As you may know, building and sustaining a healthy community district wide has been a well-defined priority of the Morris School District for the past two years ; my superintendent communications have included information about such topics as safety and security, digital wellness, and strengthening literacy habits at home.  

The purpose of the present communication is to detail how our district has responded to the rising incidence of teen vaping--a serious national problem from which Frelinghuysen Middle School and Morristown High School are not immune.  Specifically, I want to share with you the measures we already have in place, as well as upcoming initiatives we are developing and refining throughout the year that will make our approach even stronger. I feel confident that our response is comprehensive, evidence-based, and aligned with our district's mission to provide the safest, healthiest, most constructive educational experience possible for all of our students.
First, I encourage you to consult these publications from the CDC and Surgeon General for some basic information about vaping--what it involves, why teenagers have become especially susceptible to its abuse, and why it poses significant health risks for them.  The prevalence of teen vaping cuts across demographic groups and geographic locations. Every school system in our country, whether public or private, is now facing the question of how to address what can be a highly addictive and dangerous activity ( see NY Times article on the escalating occurrence of teen vaping).  Our administrators have been working in partnership with colleagues in other districts and with health experts to better understand relevant trends in student behavior and to share best practices in prevention and response so that we can approach all sides of the issue with sound deliberation.

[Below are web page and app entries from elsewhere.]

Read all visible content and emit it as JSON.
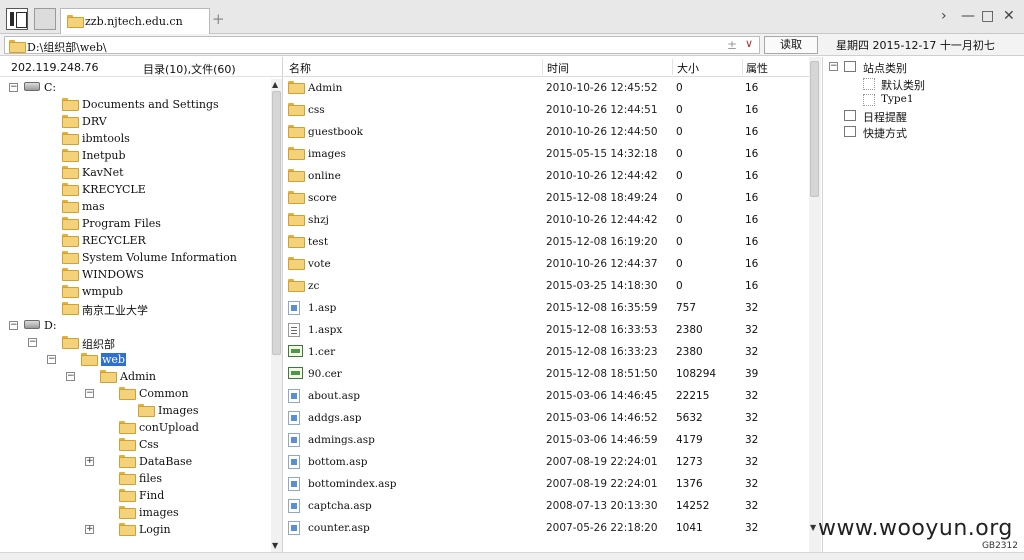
{
  "tab": {
    "label": "zzb.njtech.edu.cn",
    "add_label": "+"
  },
  "window_controls": {
    "forward": "›",
    "minimize": "—",
    "maximize": "□",
    "close": "✕"
  },
  "address": {
    "path": "D:\\组织部\\web\\",
    "plus": "±",
    "chevron": "∨",
    "read_button": "读取"
  },
  "date_info": "星期四 2015-12-17 十一月初七",
  "left_panel": {
    "ip": "202.119.248.76",
    "counts": "目录(10),文件(60)",
    "tree": [
      {
        "label": "C:",
        "icon": "drive-icon",
        "expander": "−",
        "indent": 0
      },
      {
        "label": "Documents and Settings",
        "icon": "folder-icon",
        "indent": 1
      },
      {
        "label": "DRV",
        "icon": "folder-icon",
        "indent": 1
      },
      {
        "label": "ibmtools",
        "icon": "folder-icon",
        "indent": 1
      },
      {
        "label": "Inetpub",
        "icon": "folder-icon",
        "indent": 1
      },
      {
        "label": "KavNet",
        "icon": "folder-icon",
        "indent": 1
      },
      {
        "label": "KRECYCLE",
        "icon": "folder-icon",
        "indent": 1
      },
      {
        "label": "mas",
        "icon": "folder-icon",
        "indent": 1
      },
      {
        "label": "Program Files",
        "icon": "folder-icon",
        "indent": 1
      },
      {
        "label": "RECYCLER",
        "icon": "folder-icon",
        "indent": 1
      },
      {
        "label": "System Volume Information",
        "icon": "folder-icon",
        "indent": 1
      },
      {
        "label": "WINDOWS",
        "icon": "folder-icon",
        "indent": 1
      },
      {
        "label": "wmpub",
        "icon": "folder-icon",
        "indent": 1
      },
      {
        "label": "南京工业大学",
        "icon": "folder-icon",
        "indent": 1
      },
      {
        "label": "D:",
        "icon": "drive-icon",
        "expander": "−",
        "indent": 0
      },
      {
        "label": "组织部",
        "icon": "folder-icon",
        "expander": "−",
        "indent": 1
      },
      {
        "label": "web",
        "icon": "folder-open-icon",
        "expander": "−",
        "indent": 2,
        "selected": true
      },
      {
        "label": "Admin",
        "icon": "folder-icon",
        "expander": "−",
        "indent": 3
      },
      {
        "label": "Common",
        "icon": "folder-icon",
        "expander": "−",
        "indent": 4
      },
      {
        "label": "Images",
        "icon": "folder-icon",
        "indent": 5
      },
      {
        "label": "conUpload",
        "icon": "folder-icon",
        "indent": 4
      },
      {
        "label": "Css",
        "icon": "folder-icon",
        "indent": 4
      },
      {
        "label": "DataBase",
        "icon": "folder-icon",
        "expander": "+",
        "indent": 4
      },
      {
        "label": "files",
        "icon": "folder-icon",
        "indent": 4
      },
      {
        "label": "Find",
        "icon": "folder-icon",
        "indent": 4
      },
      {
        "label": "images",
        "icon": "folder-icon",
        "indent": 4
      },
      {
        "label": "Login",
        "icon": "folder-icon",
        "expander": "+",
        "indent": 4
      }
    ]
  },
  "file_list": {
    "columns": {
      "name": "名称",
      "time": "时间",
      "size": "大小",
      "attr": "属性"
    },
    "rows": [
      {
        "name": "Admin",
        "time": "2010-10-26 12:45:52",
        "size": "0",
        "attr": "16",
        "icon": "folder-icon"
      },
      {
        "name": "css",
        "time": "2010-10-26 12:44:51",
        "size": "0",
        "attr": "16",
        "icon": "folder-icon"
      },
      {
        "name": "guestbook",
        "time": "2010-10-26 12:44:50",
        "size": "0",
        "attr": "16",
        "icon": "folder-icon"
      },
      {
        "name": "images",
        "time": "2015-05-15 14:32:18",
        "size": "0",
        "attr": "16",
        "icon": "folder-icon"
      },
      {
        "name": "online",
        "time": "2010-10-26 12:44:42",
        "size": "0",
        "attr": "16",
        "icon": "folder-icon"
      },
      {
        "name": "score",
        "time": "2015-12-08 18:49:24",
        "size": "0",
        "attr": "16",
        "icon": "folder-icon"
      },
      {
        "name": "shzj",
        "time": "2010-10-26 12:44:42",
        "size": "0",
        "attr": "16",
        "icon": "folder-icon"
      },
      {
        "name": "test",
        "time": "2015-12-08 16:19:20",
        "size": "0",
        "attr": "16",
        "icon": "folder-icon"
      },
      {
        "name": "vote",
        "time": "2010-10-26 12:44:37",
        "size": "0",
        "attr": "16",
        "icon": "folder-icon"
      },
      {
        "name": "zc",
        "time": "2015-03-25 14:18:30",
        "size": "0",
        "attr": "16",
        "icon": "folder-icon"
      },
      {
        "name": "1.asp",
        "time": "2015-12-08 16:35:59",
        "size": "757",
        "attr": "32",
        "icon": "file-icon"
      },
      {
        "name": "1.aspx",
        "time": "2015-12-08 16:33:53",
        "size": "2380",
        "attr": "32",
        "icon": "document-icon"
      },
      {
        "name": "1.cer",
        "time": "2015-12-08 16:33:23",
        "size": "2380",
        "attr": "32",
        "icon": "certificate-icon"
      },
      {
        "name": "90.cer",
        "time": "2015-12-08 18:51:50",
        "size": "108294",
        "attr": "39",
        "icon": "certificate-icon"
      },
      {
        "name": "about.asp",
        "time": "2015-03-06 14:46:45",
        "size": "22215",
        "attr": "32",
        "icon": "file-icon"
      },
      {
        "name": "addgs.asp",
        "time": "2015-03-06 14:46:52",
        "size": "5632",
        "attr": "32",
        "icon": "file-icon"
      },
      {
        "name": "admings.asp",
        "time": "2015-03-06 14:46:59",
        "size": "4179",
        "attr": "32",
        "icon": "file-icon"
      },
      {
        "name": "bottom.asp",
        "time": "2007-08-19 22:24:01",
        "size": "1273",
        "attr": "32",
        "icon": "file-icon"
      },
      {
        "name": "bottomindex.asp",
        "time": "2007-08-19 22:24:01",
        "size": "1376",
        "attr": "32",
        "icon": "file-icon"
      },
      {
        "name": "captcha.asp",
        "time": "2008-07-13 20:13:30",
        "size": "14252",
        "attr": "32",
        "icon": "file-icon"
      },
      {
        "name": "counter.asp",
        "time": "2007-05-26 22:18:20",
        "size": "1041",
        "attr": "32",
        "icon": "file-icon"
      }
    ]
  },
  "right_panel": {
    "items": [
      {
        "label": "站点类别",
        "expander": "−",
        "icon": "box-icon",
        "indent": 0
      },
      {
        "label": "默认类别",
        "icon": "dotted-box-icon",
        "indent": 1
      },
      {
        "label": "Type1",
        "icon": "dotted-box-icon",
        "indent": 1
      },
      {
        "label": "日程提醒",
        "icon": "calendar-icon",
        "indent": 0
      },
      {
        "label": "快捷方式",
        "icon": "shortcut-icon",
        "indent": 0
      }
    ]
  },
  "watermark": "www.wooyun.org",
  "encoding": "GB2312"
}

So far this current school year, Frelinghuysen Middle School and Morristown High School have reported approximately one to two vaping incidents per week, on average.  Please note that our restrooms are monitored throughout the day, and entrance is controlled during lunchtime to maximize safety.  When students are caught using or possessing vaping substances or instruments, we adhere to the protocols established in our Student Code of Conduct and our Board of Education policy .  NJ State law requires us to report to the police any student caught using or under the influence of drugs or alcohol.  Students who are caught smoking or vaping nicotine are not referred to the police but are held accountable to the disciplinary measures outlined in our Student Code of Conduct.

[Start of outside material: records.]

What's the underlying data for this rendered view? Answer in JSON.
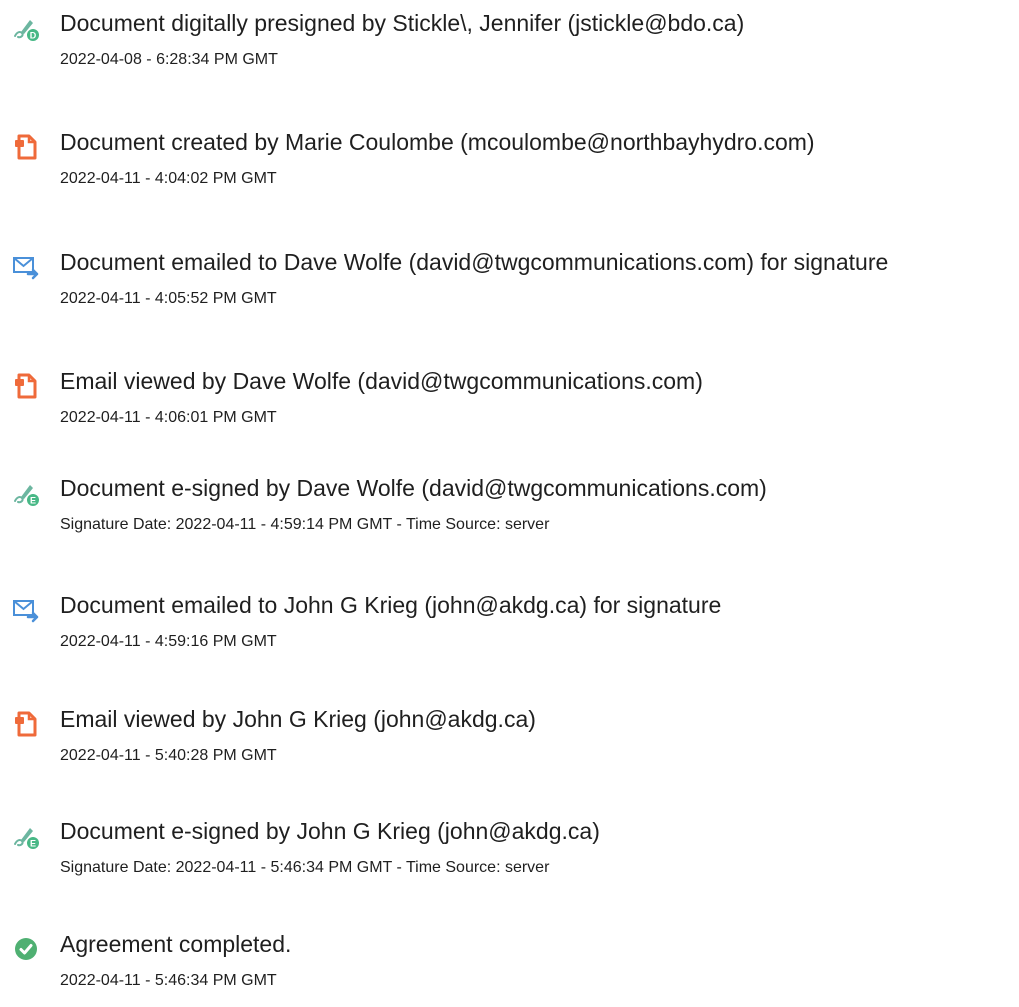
{
  "colors": {
    "pen": "#6cb6a0",
    "pen_badge": "#48b886",
    "doc": "#ef6a3a",
    "mail": "#4a90d9",
    "check": "#4fb072"
  },
  "events": [
    {
      "icon": "pen-sign-icon",
      "badge": "D",
      "title": "Document digitally presigned by Stickle\\, Jennifer (jstickle@bdo.ca)",
      "sub": "2022-04-08 - 6:28:34 PM GMT"
    },
    {
      "icon": "document-icon",
      "title": "Document created by Marie Coulombe (mcoulombe@northbayhydro.com)",
      "sub": "2022-04-11 - 4:04:02 PM GMT"
    },
    {
      "icon": "email-icon",
      "title": "Document emailed to Dave Wolfe (david@twgcommunications.com) for signature",
      "sub": "2022-04-11 - 4:05:52 PM GMT"
    },
    {
      "icon": "document-icon",
      "title": "Email viewed by Dave Wolfe (david@twgcommunications.com)",
      "sub": "2022-04-11 - 4:06:01 PM GMT"
    },
    {
      "icon": "pen-sign-icon",
      "badge": "E",
      "title": "Document e-signed by Dave Wolfe (david@twgcommunications.com)",
      "sub": "Signature Date: 2022-04-11 - 4:59:14 PM GMT - Time Source: server"
    },
    {
      "icon": "email-icon",
      "title": "Document emailed to John G Krieg (john@akdg.ca) for signature",
      "sub": "2022-04-11 - 4:59:16 PM GMT"
    },
    {
      "icon": "document-icon",
      "title": "Email viewed by John G Krieg (john@akdg.ca)",
      "sub": "2022-04-11 - 5:40:28 PM GMT"
    },
    {
      "icon": "pen-sign-icon",
      "badge": "E",
      "title": "Document e-signed by John G Krieg (john@akdg.ca)",
      "sub": "Signature Date: 2022-04-11 - 5:46:34 PM GMT - Time Source: server"
    },
    {
      "icon": "checkmark-circle-icon",
      "title": "Agreement completed.",
      "sub": "2022-04-11 - 5:46:34 PM GMT"
    }
  ]
}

Because we are an institution dedicated foremost to the education and well-being of our students, our approach is to focus heavily on prevention, intervention, and support.  To this end, our health curriculum and student programming are designed to help our students understand the harmful effects of vaping and the seriousness of addiction, and to discourage the use of tobacco products or dangerous controlled substances of any sort.  In concert with these ongoing efforts, over the last two years, we have also initiated the following:

Parent Presentation at FMS on 3/7